The case of the Kasena of Paga casts light on how human institutions can be willing to get non-humans involved in the neverending process through which the world is constructed and inhabited. In fact, the taboo of rainwater expresses – and emerges from a local view about the limit of human action and the meaning attributed to it, with specific reference to environmental conditions. In a widespread Western imagery, savannah is fundamentally an environment characterized by drought. Nevertheless, ethnographic experience among the Kasena shows that discourses and practices inscribed in their institutions point at the double threat posed by water: not only its absence but also its excess. Much of the work on the land, simultaneously ritual and concrete, symbolic and material, has to do with the critical relationship between the surface of the land and the circulation of water.

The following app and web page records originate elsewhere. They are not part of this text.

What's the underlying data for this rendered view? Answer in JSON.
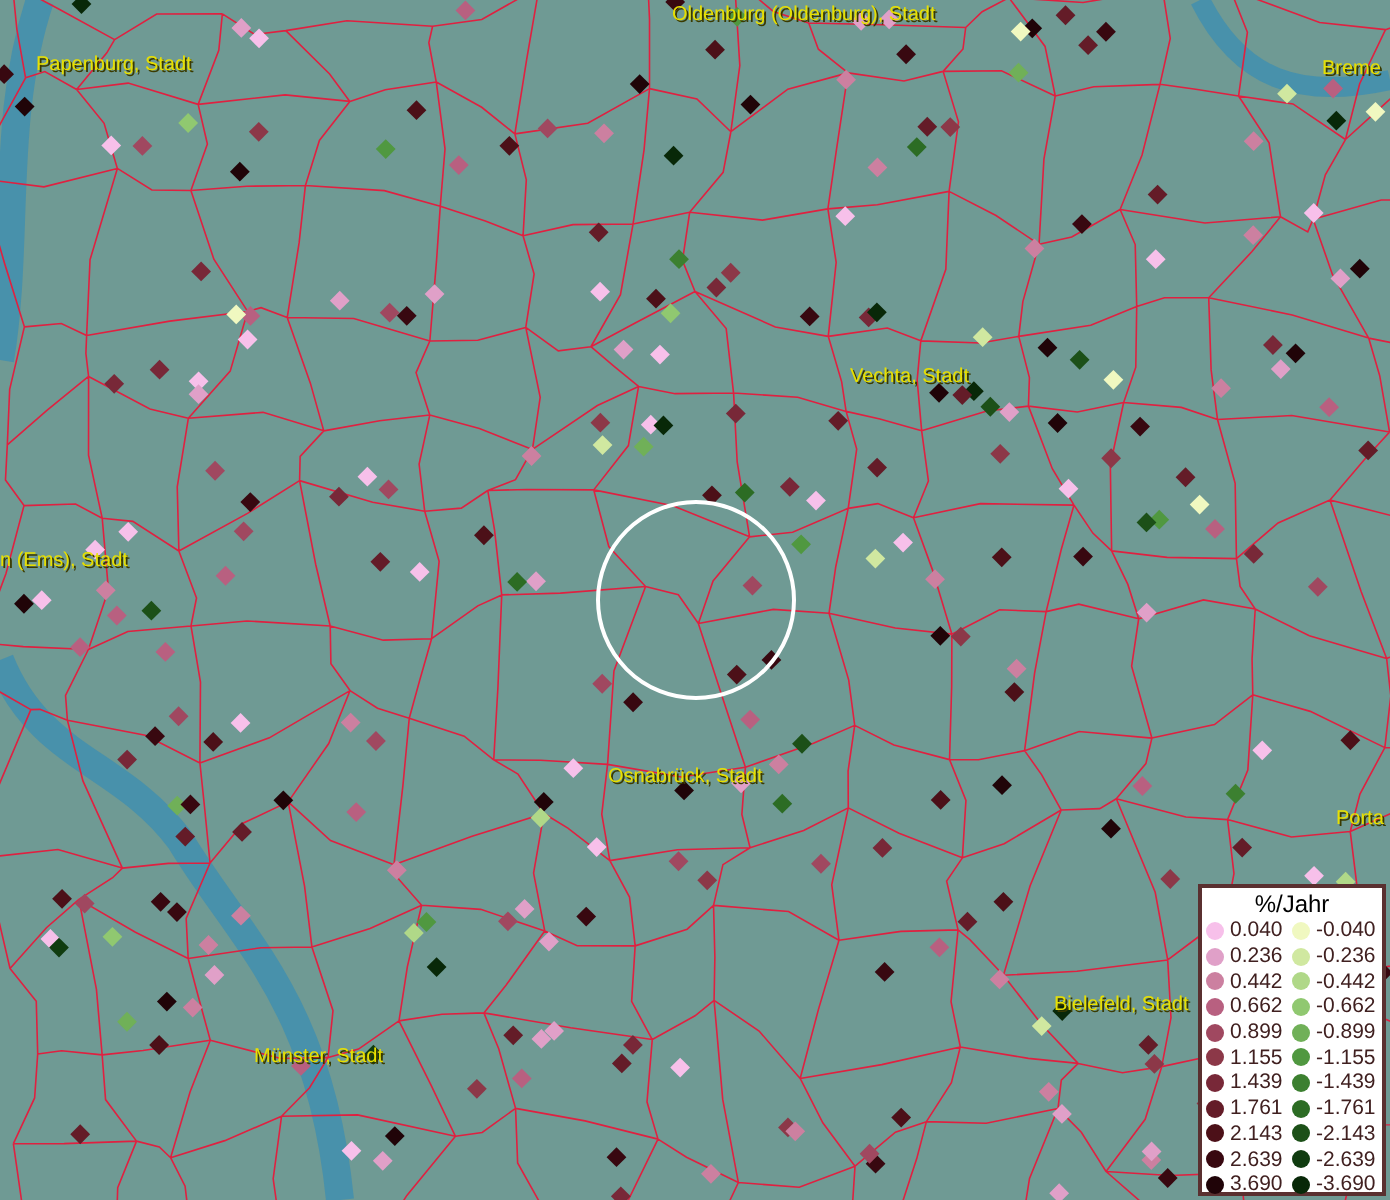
{
  "map": {
    "places": [
      {
        "name": "Oldenburg (Oldenburg), Stadt"
      },
      {
        "name": "Papenburg, Stadt"
      },
      {
        "name": "Breme"
      },
      {
        "name": "Vechta, Stadt"
      },
      {
        "name": "n (Ems), Stadt"
      },
      {
        "name": "Osnabrück, Stadt"
      },
      {
        "name": "Porta"
      },
      {
        "name": "Bielefeld, Stadt"
      },
      {
        "name": "Münster, Stadt"
      }
    ]
  },
  "legend": {
    "title": "%/Jahr",
    "entries": [
      {
        "label": "0.040",
        "color": "#f7c0ea"
      },
      {
        "label": "-0.040",
        "color": "#f0f8c0"
      },
      {
        "label": "0.236",
        "color": "#e0a0c8"
      },
      {
        "label": "-0.236",
        "color": "#d0e8a0"
      },
      {
        "label": "0.442",
        "color": "#cc80a0"
      },
      {
        "label": "-0.442",
        "color": "#b0d888"
      },
      {
        "label": "0.662",
        "color": "#b86080"
      },
      {
        "label": "-0.662",
        "color": "#90c870"
      },
      {
        "label": "0.899",
        "color": "#a04860"
      },
      {
        "label": "-0.899",
        "color": "#70b058"
      },
      {
        "label": "1.155",
        "color": "#8c3848"
      },
      {
        "label": "-1.155",
        "color": "#509840"
      },
      {
        "label": "1.439",
        "color": "#782838"
      },
      {
        "label": "-1.439",
        "color": "#3c8030"
      },
      {
        "label": "1.761",
        "color": "#641c28"
      },
      {
        "label": "-1.761",
        "color": "#2c6c24"
      },
      {
        "label": "2.143",
        "color": "#4c1018"
      },
      {
        "label": "-2.143",
        "color": "#1c5018"
      },
      {
        "label": "2.639",
        "color": "#380810"
      },
      {
        "label": "-2.639",
        "color": "#103c10"
      },
      {
        "label": "3.690",
        "color": "#200408"
      },
      {
        "label": "-3.690",
        "color": "#082808"
      }
    ]
  }
}
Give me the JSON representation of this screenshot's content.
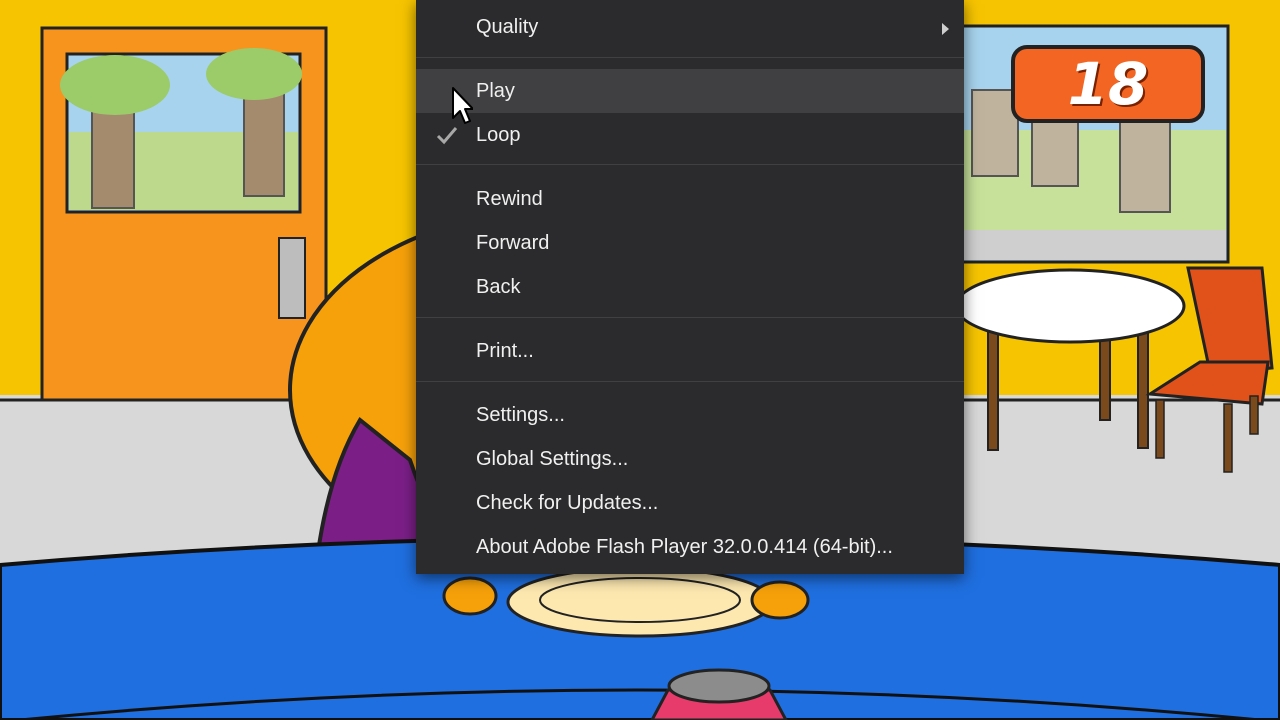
{
  "game": {
    "score": "18"
  },
  "context_menu": {
    "items": [
      {
        "label": "Quality",
        "has_submenu": true
      },
      {
        "label": "Play",
        "highlighted": true
      },
      {
        "label": "Loop",
        "checked": true
      },
      {
        "label": "Rewind"
      },
      {
        "label": "Forward"
      },
      {
        "label": "Back"
      },
      {
        "label": "Print..."
      },
      {
        "label": "Settings..."
      },
      {
        "label": "Global Settings..."
      },
      {
        "label": "Check for Updates..."
      },
      {
        "label": "About Adobe Flash Player 32.0.0.414 (64-bit)..."
      }
    ]
  },
  "colors": {
    "menu_bg": "#2b2b2d",
    "menu_hover": "#404042",
    "menu_text": "#f0f0f0",
    "wall": "#f6c400",
    "floor": "#d6d6d6",
    "carpet": "#1f6fe0",
    "score_badge": "#f26522"
  }
}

Among the Kasena of Paga, the concept of natural is understood through the concept of sacred, and more precisely through the metaphor of the « skin of the land », ta?wam, which represents the environment as a body, a sacred body. In fact, the ta?wana are described as natural, in the sense of « something that was neither produced nor manipulated by humans ». If we took this metaphor seriously we should conclude that humans imagine to be moving on the surface of the Earth without having any right or possibility to modify the « skin of the land ». Nevertheless, as it was shown, humans do intervene on their sacred places.
Both by preserving and by modifying the skin of the land, working on its furrows, humans aim at holding and containing water in order to prevent it from both disappearing or flooding out. As they embody informations about the habitability of their ecosystem, the Kasena sacred places, and more specifically the ensemble of water gods, constitute a cybernetic system which provides answers about the conditions of the environment in which the Kasena live. The ritual work materially modifying the landscape is a kind of manipulation of those answers. Yet, as it was shown, the Kasena chullu poses a limit to human interventions, precisely because a negative answer cannot be ignored forever by simply transforming it into a positive one.

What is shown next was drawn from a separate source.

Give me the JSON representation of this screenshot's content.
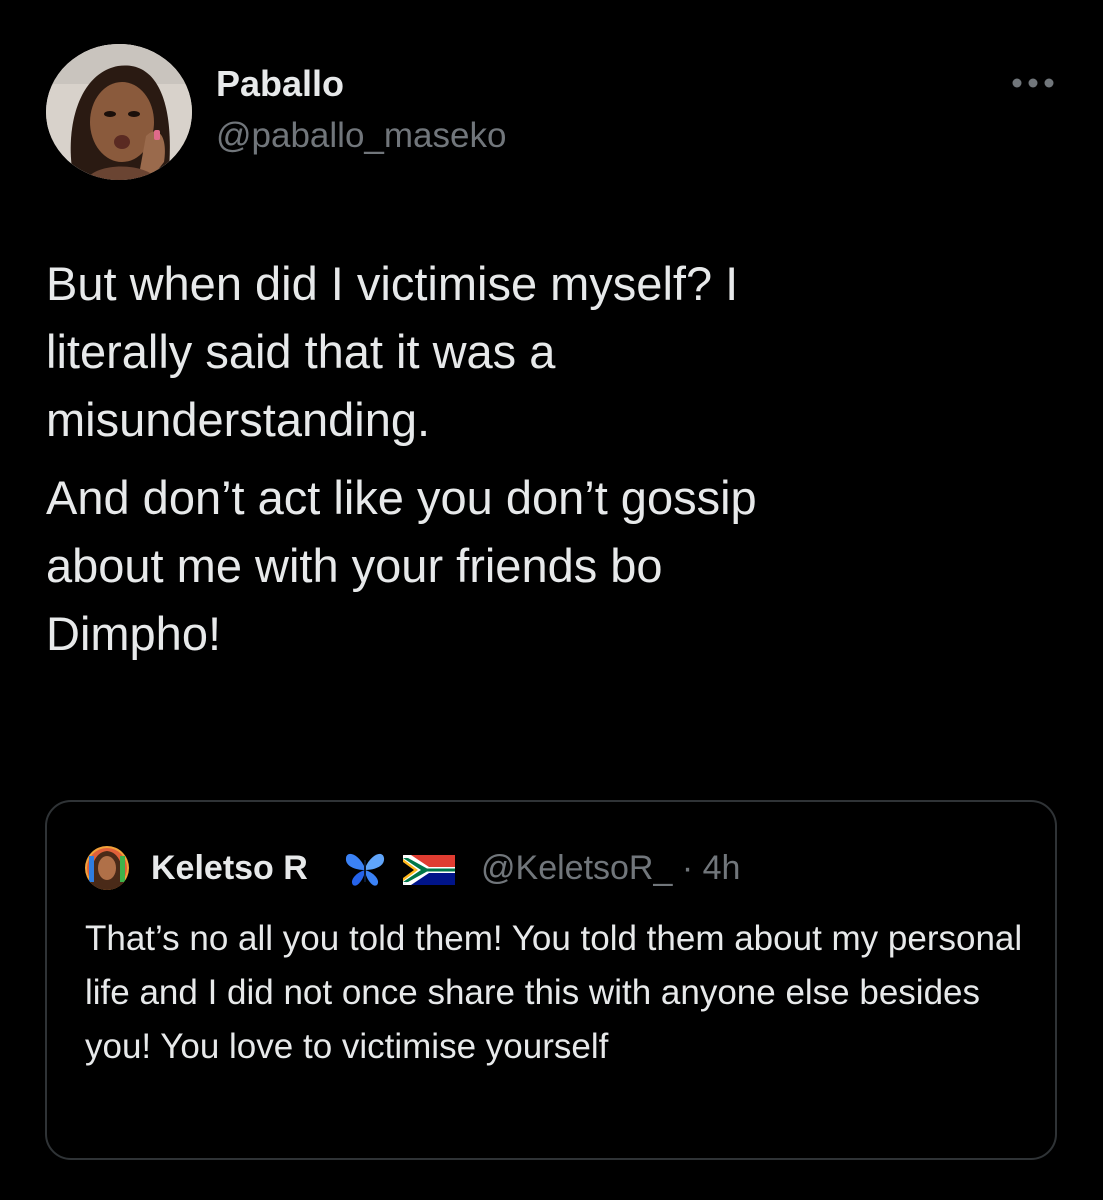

Then, whilst the « natural » is described as non?anthropogenic, it is located in something, namely, the « skin of the land » which is often manipulated in the collective endeavour of putting it under human control. With regard to doa, the rain, it is definitely the most important factor in life processes and also the one whose behaviour is the most uncertain (Worster, 1993: 123). Totally out of human control, the rain cannot be mentioned by those who are in charge for the impossible task of controlling it. On the contrary, by working on the « skin of the land », human beings try to influence the « habits of water ». The latter is the hidden metaphor underlying the former: the « habits of water » are inexpressible insofar as they represent the powerlessness of human beings up against the environment. In other words, the ta?wana conceptually cover up rainwater. Assumed to be « natural », they attract attention on themselves and simultaneously divert it from what is really « natural », in the sense of non?anthropogenic: rainwater.

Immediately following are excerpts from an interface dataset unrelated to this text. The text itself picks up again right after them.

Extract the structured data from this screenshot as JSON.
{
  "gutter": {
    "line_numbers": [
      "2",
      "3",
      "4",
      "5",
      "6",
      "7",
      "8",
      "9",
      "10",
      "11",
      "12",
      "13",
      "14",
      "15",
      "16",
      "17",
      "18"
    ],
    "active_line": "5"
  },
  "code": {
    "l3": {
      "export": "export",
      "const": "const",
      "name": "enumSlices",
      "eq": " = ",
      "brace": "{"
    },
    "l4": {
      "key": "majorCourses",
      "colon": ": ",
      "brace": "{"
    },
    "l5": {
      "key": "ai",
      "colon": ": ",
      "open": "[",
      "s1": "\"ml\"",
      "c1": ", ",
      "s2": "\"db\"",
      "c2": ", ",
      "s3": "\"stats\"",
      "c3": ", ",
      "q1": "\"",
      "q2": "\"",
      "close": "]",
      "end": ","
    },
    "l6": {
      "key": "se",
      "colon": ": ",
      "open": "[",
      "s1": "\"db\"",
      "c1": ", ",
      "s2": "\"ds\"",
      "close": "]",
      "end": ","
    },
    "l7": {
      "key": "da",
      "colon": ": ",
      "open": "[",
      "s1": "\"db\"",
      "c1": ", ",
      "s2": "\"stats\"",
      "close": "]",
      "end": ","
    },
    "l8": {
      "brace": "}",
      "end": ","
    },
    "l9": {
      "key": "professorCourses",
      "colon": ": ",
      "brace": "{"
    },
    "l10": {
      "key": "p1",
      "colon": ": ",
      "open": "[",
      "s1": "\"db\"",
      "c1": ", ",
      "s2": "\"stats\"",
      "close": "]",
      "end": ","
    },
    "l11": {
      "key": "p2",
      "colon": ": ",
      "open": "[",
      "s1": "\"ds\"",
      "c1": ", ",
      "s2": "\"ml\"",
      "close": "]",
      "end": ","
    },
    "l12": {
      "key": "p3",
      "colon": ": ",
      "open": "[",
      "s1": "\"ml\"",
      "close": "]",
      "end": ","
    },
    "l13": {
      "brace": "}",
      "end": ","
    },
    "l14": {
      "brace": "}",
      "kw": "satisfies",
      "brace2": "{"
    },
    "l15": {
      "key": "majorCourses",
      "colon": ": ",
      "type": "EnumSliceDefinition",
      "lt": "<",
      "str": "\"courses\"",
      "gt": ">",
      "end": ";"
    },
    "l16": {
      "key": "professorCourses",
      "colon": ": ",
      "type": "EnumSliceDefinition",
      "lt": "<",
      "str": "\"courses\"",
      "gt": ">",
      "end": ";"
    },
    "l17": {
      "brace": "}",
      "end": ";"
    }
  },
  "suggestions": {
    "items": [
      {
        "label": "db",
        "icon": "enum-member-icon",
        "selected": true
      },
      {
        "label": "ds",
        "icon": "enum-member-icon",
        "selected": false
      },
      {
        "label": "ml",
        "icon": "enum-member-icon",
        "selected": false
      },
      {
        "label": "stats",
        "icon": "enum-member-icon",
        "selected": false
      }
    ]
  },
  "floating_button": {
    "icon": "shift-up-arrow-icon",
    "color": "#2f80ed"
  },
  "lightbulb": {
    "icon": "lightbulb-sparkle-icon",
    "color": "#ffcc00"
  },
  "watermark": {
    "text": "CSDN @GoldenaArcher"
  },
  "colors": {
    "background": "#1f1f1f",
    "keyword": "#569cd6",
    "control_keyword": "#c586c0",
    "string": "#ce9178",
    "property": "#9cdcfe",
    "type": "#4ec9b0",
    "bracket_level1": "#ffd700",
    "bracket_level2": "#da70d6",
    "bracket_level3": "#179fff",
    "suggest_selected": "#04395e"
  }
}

To conclude, the taboo of rainwater implies that the members of the chief's lineage have to replace the word « rain » with « clouds », whereas the members of an associated lineage, Babile, use the word « doa » to mean « thunder ». The metonymic sliding underlines that rain cannot be mentioned because it cannot be controlled. Above the surface of the land there is an absolute, non?manipulable level, which is epitomized by rain. The paradoxical responsibility upon this level is assigned to the highest human authority, the paramount chief: without rainwater there would be no chief as there would be no society. If the act of naming things implies a vocation to ruling over them, the taboo of rainwater points at the limit beyond which this power cannot be exerted, and consequently at the limit beyond which no human action can be meaningful, as in fact no human action and no meaning are thinkable. The clouds of the paramount chief express the meaning of limit and the limit of meaning.